Company claims reality star's case is 'meritless'

A&E Television Networks and Original Prods. are accusing “Storage Wars” star David Hester of trying to turn a “garden-variety breach of contract claim into tabloid worthy drama” as it seeks to dismiss his suit claiming that he was fired from the show for blowing the whistle on allegedly staged elements.

In a filing in Los Angeles Superior Court, A&E and Original said that he was cut from the program after he sought more favorable contract terms and they refused.

“After AETN complained about plaintiff’s improper use of AETN’s trademarks, and concurrent with plaintiff’s demand to renegotiate his agreement to participate in the program, plaintiff suddenly raised ‘concerns’ about the program’s authenticity,” the producers said in their response.

In their brief, A&E and Original cite California’s anti-SLAPP statute, which is designed to curb lawsuits filed as a way of squelching expression, as defendants are hobbled by the high cost of litigation.

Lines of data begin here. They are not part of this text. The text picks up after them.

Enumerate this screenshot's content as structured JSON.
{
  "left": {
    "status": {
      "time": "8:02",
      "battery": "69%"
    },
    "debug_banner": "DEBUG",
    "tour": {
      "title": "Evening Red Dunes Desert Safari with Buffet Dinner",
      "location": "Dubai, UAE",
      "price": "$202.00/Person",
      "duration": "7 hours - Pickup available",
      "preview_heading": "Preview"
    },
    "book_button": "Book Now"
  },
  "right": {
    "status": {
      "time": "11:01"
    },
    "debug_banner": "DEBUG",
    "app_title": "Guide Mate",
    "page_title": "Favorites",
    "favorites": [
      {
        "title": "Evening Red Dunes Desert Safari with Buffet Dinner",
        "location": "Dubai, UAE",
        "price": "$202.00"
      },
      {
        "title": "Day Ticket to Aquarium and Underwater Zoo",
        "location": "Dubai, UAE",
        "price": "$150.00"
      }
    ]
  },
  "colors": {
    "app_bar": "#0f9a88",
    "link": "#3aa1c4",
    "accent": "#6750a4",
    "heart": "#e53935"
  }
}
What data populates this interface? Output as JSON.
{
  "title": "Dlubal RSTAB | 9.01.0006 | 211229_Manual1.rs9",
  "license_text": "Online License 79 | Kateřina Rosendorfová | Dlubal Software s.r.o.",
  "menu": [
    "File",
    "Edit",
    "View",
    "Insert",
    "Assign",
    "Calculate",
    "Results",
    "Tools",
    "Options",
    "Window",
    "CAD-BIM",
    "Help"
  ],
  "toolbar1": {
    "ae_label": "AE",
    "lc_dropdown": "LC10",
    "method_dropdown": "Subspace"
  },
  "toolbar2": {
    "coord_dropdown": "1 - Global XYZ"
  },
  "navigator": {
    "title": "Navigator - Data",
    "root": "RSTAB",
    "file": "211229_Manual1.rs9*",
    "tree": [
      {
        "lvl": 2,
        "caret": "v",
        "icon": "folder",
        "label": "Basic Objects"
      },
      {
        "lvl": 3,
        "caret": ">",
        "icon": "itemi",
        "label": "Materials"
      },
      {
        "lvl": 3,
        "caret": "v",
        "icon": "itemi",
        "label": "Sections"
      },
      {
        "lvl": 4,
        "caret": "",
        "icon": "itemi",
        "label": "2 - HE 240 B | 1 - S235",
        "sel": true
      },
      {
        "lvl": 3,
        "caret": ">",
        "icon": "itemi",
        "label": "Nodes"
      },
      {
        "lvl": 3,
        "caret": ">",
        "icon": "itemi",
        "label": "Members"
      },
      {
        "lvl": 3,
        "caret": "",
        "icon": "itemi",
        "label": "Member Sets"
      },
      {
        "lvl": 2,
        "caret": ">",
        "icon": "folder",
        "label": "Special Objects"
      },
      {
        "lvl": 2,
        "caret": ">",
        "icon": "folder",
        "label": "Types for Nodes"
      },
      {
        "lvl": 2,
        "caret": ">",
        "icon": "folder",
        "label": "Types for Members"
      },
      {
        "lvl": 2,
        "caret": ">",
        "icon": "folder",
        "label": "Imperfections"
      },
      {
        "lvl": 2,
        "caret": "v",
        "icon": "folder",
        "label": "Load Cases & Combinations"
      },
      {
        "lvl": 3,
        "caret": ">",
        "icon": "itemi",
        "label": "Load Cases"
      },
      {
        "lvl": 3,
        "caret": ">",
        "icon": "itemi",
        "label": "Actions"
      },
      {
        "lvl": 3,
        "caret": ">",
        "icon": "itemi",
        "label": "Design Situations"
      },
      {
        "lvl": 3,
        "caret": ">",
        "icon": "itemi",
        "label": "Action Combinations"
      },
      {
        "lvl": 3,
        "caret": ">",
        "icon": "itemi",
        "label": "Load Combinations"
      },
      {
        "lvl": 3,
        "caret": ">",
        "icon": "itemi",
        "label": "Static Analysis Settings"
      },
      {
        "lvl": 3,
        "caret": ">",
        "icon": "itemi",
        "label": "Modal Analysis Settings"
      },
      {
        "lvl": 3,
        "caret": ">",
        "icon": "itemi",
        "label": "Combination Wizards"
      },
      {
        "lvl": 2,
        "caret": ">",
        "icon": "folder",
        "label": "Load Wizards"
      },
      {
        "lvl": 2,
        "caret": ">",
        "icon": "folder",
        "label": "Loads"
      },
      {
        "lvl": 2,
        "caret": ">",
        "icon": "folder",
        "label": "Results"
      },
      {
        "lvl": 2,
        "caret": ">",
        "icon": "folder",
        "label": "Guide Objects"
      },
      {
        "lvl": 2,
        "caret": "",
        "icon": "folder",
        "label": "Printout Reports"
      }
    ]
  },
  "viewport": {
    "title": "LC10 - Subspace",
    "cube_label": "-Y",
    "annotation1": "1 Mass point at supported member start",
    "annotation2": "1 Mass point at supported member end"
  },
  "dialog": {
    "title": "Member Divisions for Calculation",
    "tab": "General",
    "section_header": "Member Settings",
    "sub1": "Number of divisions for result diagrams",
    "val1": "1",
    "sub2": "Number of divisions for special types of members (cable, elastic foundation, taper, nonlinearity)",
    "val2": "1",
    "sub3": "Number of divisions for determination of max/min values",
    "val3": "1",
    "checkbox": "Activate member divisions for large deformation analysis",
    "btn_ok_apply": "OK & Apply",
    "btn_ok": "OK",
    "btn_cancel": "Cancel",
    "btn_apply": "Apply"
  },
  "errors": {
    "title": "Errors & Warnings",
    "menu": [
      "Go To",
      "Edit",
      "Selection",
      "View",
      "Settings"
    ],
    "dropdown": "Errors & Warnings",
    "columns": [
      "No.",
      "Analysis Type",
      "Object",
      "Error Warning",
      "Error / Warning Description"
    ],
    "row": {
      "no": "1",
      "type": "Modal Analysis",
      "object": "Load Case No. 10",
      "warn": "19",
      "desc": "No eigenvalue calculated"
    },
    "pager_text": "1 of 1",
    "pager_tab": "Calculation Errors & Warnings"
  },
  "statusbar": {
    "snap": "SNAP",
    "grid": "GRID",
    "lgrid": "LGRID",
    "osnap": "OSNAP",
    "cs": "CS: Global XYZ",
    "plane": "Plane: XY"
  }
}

They also claim that Hester lacks standing to file his suit, as he filed an unfair business practices claim on behalf of the general public, and they said that he hasn’t shown that he suffered any actual injury.

In a suit filed last month, Hester alleged that Original Prods. “regularly ‘salts’ the storage lockers …with valuable or unusual items to add dramatic effect.”

He claimed that A&E has “committed a fraud on the public and its television audience in violation of the Communications Act of 1934,” which guards against gameshow rigging. A&E and Original, however, noted that the statute “does not apply to cable television.” They also say that even if it did, “Storage Wars’ does not fall within that category of quiz shows because it is not a contest of “chance,” “intellectual knowledge” or “intellectual skill.”

They also rejected Hester’s claims that the show violated consumer protection statutes, claiming that he was attempting “to create a new class of consumer remedies based on purportedly ‘misleading’ television programs” that is “fundamentally inconsistent with federal and state constitutional rights, which do not permit liability to arise from protected speech unless it meets strict First Amendment tests.”

A&E and Original said that Hester fell short in his claim that the show was manipulated — the issue that garnered the “tabloid” headlines. The burden, they said, is on Hester to prove it, yet he failed “to allege any facts to demonstrate malice, fraud despicable conduct or evil motive,” whether “by salting of lockers or otherwise.”

Hester is represented by Martin Singer of Lavely & Singer. A&E is represented by Kelli Sager of Davis Wright Tremaine.